Things You Can Learn
Practical wisdom is only to be learned in the school of experience. Precepts and instruction are useful so far as they go, but, without the discipline of real life, they remain of the nature of theory only.1
Practical knowledge combined with well-designed systems and processes provides better information and greater productivity. When opportunities arise, though, often it is easier to continue doing what has been done before. You can even fool yourself into thinking that improvements are being made—for example, by upgrading a financial reporting system. In fact, the main change simply could be the appearance of the system, or some incremental “feature improvements.” Even when a new system is implemented for the first time, user requirements tend to drive product selection. Often no step exists to challenge the business process and value underlying those requirements. Minimal fundamental change and less than optimal improvement take place.

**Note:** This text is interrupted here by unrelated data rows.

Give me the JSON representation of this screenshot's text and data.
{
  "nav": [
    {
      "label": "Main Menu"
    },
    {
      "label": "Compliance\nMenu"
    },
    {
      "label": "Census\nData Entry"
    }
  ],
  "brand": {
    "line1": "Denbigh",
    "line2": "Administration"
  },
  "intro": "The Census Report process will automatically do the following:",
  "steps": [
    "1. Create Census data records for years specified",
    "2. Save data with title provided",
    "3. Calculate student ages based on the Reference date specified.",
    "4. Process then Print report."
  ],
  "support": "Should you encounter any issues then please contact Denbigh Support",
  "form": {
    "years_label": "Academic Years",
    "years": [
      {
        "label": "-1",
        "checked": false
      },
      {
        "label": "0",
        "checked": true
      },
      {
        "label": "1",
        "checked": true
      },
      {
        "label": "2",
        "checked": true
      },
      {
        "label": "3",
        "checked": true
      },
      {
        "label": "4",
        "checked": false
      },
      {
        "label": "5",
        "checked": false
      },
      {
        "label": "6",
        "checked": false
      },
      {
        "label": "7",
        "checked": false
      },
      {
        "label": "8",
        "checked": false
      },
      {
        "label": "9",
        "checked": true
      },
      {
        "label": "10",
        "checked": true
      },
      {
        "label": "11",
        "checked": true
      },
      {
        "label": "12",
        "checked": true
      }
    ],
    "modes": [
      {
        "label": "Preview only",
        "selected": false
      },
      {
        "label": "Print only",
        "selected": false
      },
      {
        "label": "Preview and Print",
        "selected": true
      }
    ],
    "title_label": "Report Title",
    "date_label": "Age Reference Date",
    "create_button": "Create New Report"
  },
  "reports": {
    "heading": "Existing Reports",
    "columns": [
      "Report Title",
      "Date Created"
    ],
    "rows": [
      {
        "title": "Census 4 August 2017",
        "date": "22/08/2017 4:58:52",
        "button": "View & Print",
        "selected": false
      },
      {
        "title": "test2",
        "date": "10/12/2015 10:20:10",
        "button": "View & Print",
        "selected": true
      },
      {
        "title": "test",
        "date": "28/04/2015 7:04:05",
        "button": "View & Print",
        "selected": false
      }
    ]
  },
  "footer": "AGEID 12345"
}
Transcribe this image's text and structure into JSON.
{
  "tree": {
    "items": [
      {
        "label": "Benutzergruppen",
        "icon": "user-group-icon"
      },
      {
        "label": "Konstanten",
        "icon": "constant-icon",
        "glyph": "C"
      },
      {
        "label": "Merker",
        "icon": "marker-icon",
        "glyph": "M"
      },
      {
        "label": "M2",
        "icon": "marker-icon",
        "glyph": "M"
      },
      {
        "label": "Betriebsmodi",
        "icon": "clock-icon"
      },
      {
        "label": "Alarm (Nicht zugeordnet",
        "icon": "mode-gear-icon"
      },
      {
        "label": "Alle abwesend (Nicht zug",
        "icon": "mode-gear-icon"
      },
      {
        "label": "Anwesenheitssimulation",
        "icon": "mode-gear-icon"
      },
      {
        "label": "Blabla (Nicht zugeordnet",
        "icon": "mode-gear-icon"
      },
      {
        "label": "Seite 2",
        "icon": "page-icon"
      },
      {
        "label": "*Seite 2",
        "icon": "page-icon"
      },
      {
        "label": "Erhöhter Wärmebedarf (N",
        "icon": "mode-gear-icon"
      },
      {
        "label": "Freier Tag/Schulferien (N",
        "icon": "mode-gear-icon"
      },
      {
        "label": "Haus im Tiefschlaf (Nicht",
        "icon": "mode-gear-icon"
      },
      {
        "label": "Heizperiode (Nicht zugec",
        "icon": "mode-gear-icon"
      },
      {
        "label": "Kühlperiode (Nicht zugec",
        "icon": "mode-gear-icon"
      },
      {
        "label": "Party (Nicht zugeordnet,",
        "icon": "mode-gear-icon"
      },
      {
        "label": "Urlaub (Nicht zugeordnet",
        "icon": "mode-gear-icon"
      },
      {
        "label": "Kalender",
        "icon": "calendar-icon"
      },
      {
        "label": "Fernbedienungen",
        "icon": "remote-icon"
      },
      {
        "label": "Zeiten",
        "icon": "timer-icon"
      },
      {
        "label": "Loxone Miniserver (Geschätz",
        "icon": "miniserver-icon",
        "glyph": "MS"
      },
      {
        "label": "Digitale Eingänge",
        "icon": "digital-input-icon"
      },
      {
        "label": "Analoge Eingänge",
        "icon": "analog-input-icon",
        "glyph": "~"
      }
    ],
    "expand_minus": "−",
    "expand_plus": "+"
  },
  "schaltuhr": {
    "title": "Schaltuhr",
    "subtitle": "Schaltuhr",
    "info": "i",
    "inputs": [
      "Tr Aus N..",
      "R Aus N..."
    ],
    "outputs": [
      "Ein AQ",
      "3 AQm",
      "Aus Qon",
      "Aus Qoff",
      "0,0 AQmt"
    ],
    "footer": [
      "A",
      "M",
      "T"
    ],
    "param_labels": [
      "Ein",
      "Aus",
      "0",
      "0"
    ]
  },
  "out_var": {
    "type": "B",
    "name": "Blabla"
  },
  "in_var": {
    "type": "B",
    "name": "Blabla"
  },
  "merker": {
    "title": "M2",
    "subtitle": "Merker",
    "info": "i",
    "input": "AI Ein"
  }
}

Cost or organizational issues factor into the outcome too. Regardless, you are simply doing what comes naturally.
Any number of arguments can be made for the inertial state. Analysts and project managers like to rationalize their decisions based on cost–benefit analysis. Other arguments rely on the current process being adequate but the system being inadequate, the available time being inadequate, or a change being too large to undertake given the resources available. Total cost ...